Please copy every line of the records below that holds the word "Adult".

***** GIVEN DATA

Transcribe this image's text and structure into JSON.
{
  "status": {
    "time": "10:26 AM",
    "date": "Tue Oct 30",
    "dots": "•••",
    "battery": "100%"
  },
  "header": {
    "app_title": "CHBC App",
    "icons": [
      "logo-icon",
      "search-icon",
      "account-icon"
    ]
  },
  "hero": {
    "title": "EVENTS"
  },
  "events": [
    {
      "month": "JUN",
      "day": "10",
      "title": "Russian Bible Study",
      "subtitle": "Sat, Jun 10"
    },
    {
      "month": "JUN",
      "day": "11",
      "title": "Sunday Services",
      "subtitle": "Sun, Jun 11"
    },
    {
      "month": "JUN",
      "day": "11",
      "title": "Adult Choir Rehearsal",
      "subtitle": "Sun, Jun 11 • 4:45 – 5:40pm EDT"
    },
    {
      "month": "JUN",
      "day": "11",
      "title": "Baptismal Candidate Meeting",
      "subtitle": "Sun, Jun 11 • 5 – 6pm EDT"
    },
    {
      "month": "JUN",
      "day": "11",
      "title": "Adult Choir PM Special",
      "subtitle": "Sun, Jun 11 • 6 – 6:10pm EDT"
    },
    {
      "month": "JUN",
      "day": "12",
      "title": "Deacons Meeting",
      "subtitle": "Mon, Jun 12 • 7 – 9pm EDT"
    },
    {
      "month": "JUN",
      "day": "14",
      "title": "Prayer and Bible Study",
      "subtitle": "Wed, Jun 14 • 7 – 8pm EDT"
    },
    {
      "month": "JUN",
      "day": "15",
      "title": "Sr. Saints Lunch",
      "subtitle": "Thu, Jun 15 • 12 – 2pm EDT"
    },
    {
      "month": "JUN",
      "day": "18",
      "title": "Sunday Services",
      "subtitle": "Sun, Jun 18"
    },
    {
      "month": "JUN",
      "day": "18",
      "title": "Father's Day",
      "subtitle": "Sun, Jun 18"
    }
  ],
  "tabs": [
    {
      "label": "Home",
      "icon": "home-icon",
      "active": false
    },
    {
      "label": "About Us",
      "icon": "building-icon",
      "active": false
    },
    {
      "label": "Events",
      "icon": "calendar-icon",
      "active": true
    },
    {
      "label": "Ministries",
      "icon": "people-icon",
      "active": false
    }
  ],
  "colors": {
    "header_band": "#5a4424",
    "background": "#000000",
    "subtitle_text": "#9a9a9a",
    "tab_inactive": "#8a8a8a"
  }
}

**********

**OUTPUT BELOW**
      "title": "Adult Choir Rehearsal",
      "title": "Adult Choir PM Special",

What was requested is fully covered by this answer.